### EXERCISE OBJECTIVE:
Across the entries that follow, how many lines have the word "seconds" in them? Give only the number.

### INPUT DATA:
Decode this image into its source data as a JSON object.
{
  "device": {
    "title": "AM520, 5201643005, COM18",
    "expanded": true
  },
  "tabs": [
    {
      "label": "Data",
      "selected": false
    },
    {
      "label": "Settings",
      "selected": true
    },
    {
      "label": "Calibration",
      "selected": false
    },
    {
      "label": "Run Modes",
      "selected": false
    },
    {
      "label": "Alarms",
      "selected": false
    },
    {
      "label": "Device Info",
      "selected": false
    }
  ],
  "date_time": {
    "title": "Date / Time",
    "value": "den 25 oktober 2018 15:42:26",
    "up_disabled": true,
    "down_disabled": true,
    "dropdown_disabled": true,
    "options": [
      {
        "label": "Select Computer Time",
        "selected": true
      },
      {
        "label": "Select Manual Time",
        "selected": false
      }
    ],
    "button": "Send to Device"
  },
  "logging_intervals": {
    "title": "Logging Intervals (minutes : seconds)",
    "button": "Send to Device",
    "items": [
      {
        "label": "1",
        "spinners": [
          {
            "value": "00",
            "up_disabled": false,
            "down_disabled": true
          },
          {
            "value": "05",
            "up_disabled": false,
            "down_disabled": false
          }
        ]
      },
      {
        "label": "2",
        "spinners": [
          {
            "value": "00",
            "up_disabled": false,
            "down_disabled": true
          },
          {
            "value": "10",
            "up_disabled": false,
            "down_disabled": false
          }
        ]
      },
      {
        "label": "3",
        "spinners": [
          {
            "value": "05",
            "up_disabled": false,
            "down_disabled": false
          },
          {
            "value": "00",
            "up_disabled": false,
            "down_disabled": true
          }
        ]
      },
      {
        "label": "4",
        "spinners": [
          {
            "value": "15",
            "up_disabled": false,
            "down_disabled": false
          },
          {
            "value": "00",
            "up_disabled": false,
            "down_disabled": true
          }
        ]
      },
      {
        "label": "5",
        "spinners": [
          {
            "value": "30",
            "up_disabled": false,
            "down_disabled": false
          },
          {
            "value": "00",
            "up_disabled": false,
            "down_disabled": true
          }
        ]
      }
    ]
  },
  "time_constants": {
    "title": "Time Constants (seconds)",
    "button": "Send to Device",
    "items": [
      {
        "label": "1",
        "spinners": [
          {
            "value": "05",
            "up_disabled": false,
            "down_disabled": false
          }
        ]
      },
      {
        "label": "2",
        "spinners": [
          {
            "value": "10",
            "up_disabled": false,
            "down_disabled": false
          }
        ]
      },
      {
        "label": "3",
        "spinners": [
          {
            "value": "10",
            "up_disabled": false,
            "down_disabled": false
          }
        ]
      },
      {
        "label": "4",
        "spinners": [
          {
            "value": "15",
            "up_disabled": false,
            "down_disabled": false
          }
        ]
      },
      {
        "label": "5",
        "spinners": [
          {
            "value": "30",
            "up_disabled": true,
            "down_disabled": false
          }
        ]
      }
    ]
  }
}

### ANSWER BOX:
2